The expected output is the full set of entries, retyped verbatim, pictures excluded.

------ SUPPLIED MATERIAL

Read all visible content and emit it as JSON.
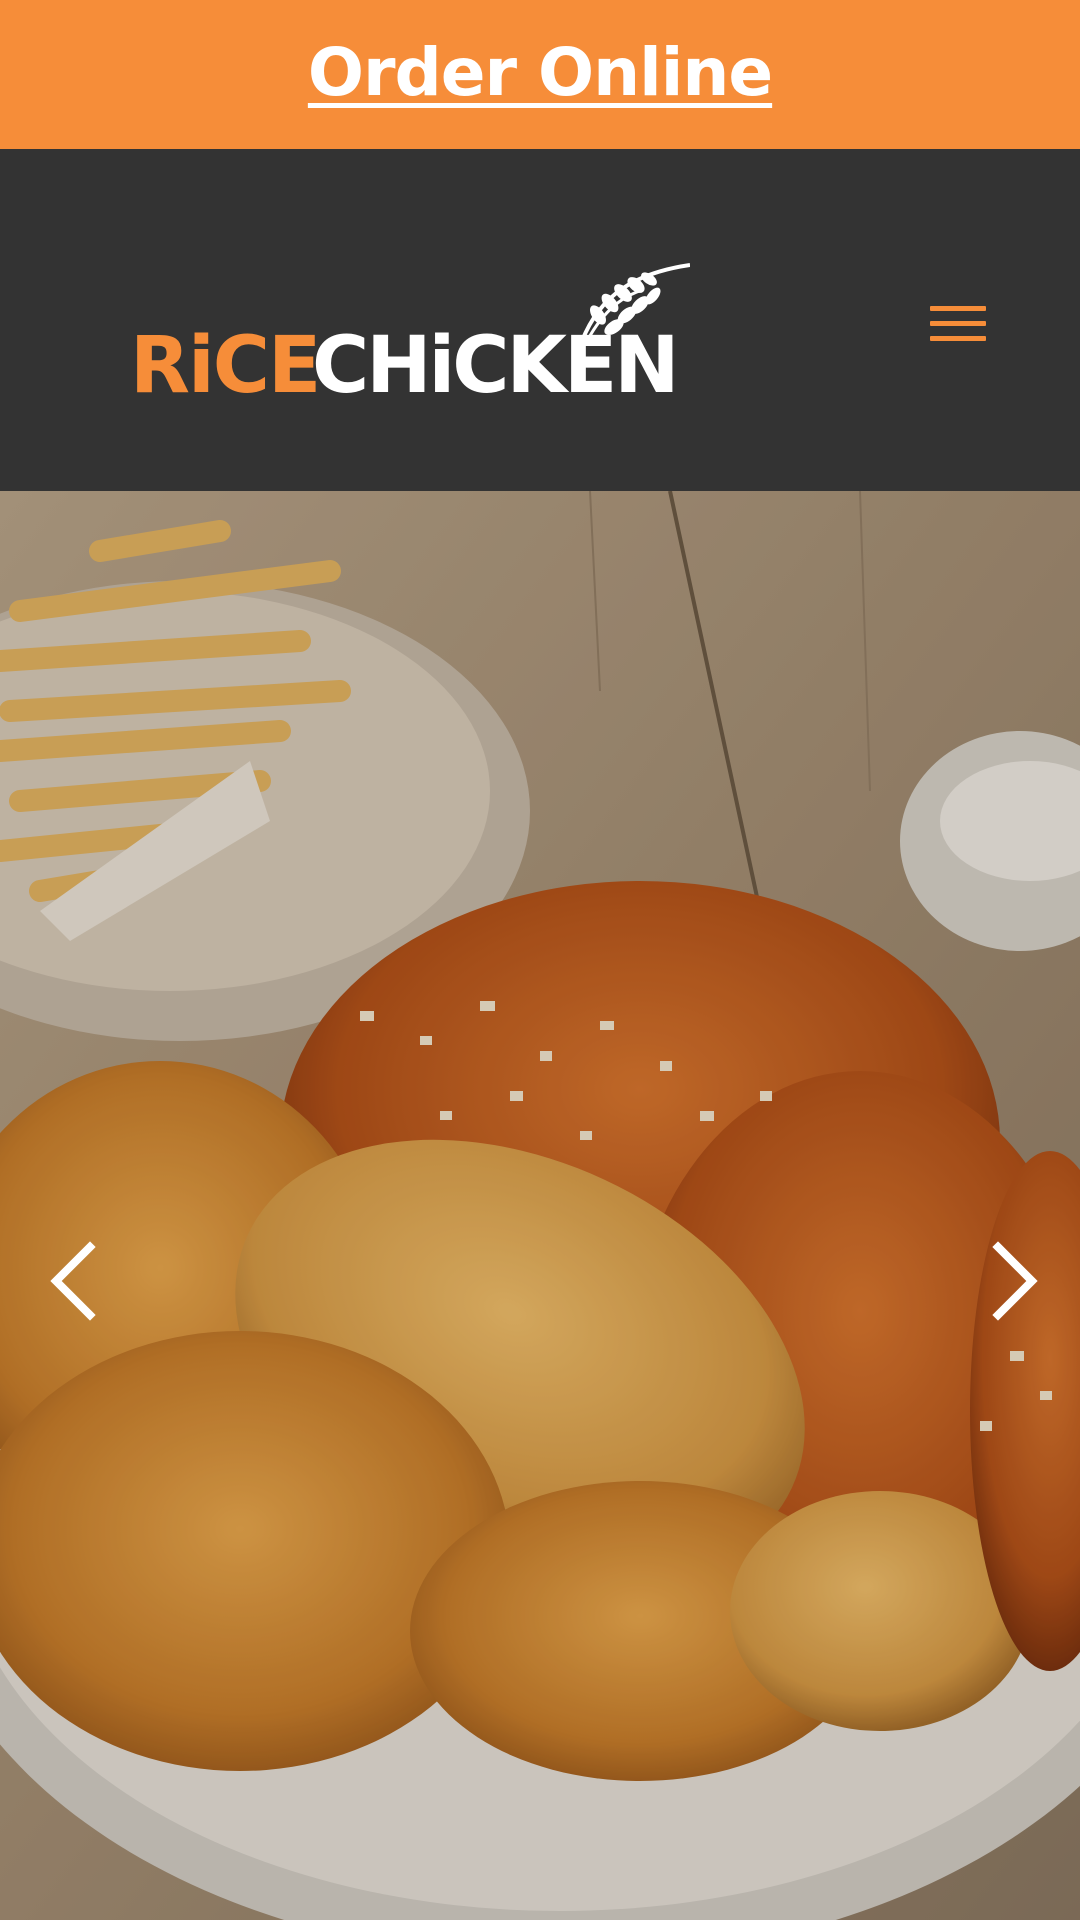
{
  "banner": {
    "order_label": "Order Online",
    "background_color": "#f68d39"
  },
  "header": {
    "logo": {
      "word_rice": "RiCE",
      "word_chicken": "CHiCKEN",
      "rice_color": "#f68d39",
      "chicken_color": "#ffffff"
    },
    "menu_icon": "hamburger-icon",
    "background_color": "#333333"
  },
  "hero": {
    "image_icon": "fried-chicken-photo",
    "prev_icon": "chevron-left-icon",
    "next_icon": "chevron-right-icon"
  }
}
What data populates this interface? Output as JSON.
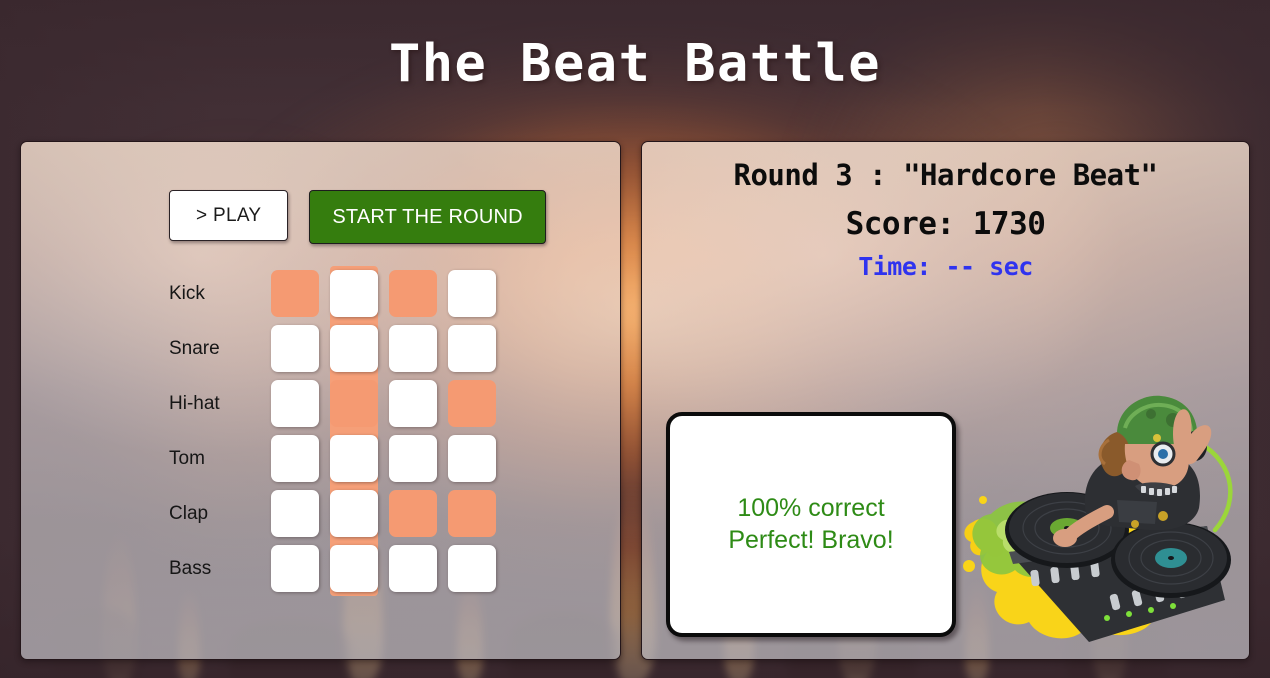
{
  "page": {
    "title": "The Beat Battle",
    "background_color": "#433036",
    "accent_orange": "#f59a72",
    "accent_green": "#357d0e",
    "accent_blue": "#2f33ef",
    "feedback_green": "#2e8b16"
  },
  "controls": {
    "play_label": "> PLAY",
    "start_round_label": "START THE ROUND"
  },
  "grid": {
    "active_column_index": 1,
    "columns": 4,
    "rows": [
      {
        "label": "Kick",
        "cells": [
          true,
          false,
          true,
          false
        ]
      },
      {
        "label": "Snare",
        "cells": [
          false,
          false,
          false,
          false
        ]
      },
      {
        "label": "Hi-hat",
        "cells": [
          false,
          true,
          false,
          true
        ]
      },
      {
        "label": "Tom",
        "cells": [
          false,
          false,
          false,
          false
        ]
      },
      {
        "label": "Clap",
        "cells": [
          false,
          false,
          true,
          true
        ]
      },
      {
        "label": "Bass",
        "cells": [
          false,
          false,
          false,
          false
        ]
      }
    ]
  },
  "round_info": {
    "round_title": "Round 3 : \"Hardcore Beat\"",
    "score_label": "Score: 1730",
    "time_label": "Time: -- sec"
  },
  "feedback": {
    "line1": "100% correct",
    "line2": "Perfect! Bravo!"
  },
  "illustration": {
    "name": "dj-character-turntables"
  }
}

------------

* **COMPLETED TASK**
Read all visible content and emit it as JSON.
{
  "banner": {
    "order_label": "Order Online",
    "background_color": "#f68d39"
  },
  "header": {
    "logo": {
      "word_rice": "RiCE",
      "word_chicken": "CHiCKEN",
      "rice_color": "#f68d39",
      "chicken_color": "#ffffff"
    },
    "menu_icon": "hamburger-icon",
    "background_color": "#333333"
  },
  "hero": {
    "image_icon": "fried-chicken-photo",
    "prev_icon": "chevron-left-icon",
    "next_icon": "chevron-right-icon"
  }
}
What data populates this interface? Output as JSON.
{
  "page": {
    "title": "The Beat Battle",
    "background_color": "#433036",
    "accent_orange": "#f59a72",
    "accent_green": "#357d0e",
    "accent_blue": "#2f33ef",
    "feedback_green": "#2e8b16"
  },
  "controls": {
    "play_label": "> PLAY",
    "start_round_label": "START THE ROUND"
  },
  "grid": {
    "active_column_index": 1,
    "columns": 4,
    "rows": [
      {
        "label": "Kick",
        "cells": [
          true,
          false,
          true,
          false
        ]
      },
      {
        "label": "Snare",
        "cells": [
          false,
          false,
          false,
          false
        ]
      },
      {
        "label": "Hi-hat",
        "cells": [
          false,
          true,
          false,
          true
        ]
      },
      {
        "label": "Tom",
        "cells": [
          false,
          false,
          false,
          false
        ]
      },
      {
        "label": "Clap",
        "cells": [
          false,
          false,
          true,
          true
        ]
      },
      {
        "label": "Bass",
        "cells": [
          false,
          false,
          false,
          false
        ]
      }
    ]
  },
  "round_info": {
    "round_title": "Round 3 : \"Hardcore Beat\"",
    "score_label": "Score: 1730",
    "time_label": "Time: -- sec"
  },
  "feedback": {
    "line1": "100% correct",
    "line2": "Perfect! Bravo!"
  },
  "illustration": {
    "name": "dj-character-turntables"
  }
}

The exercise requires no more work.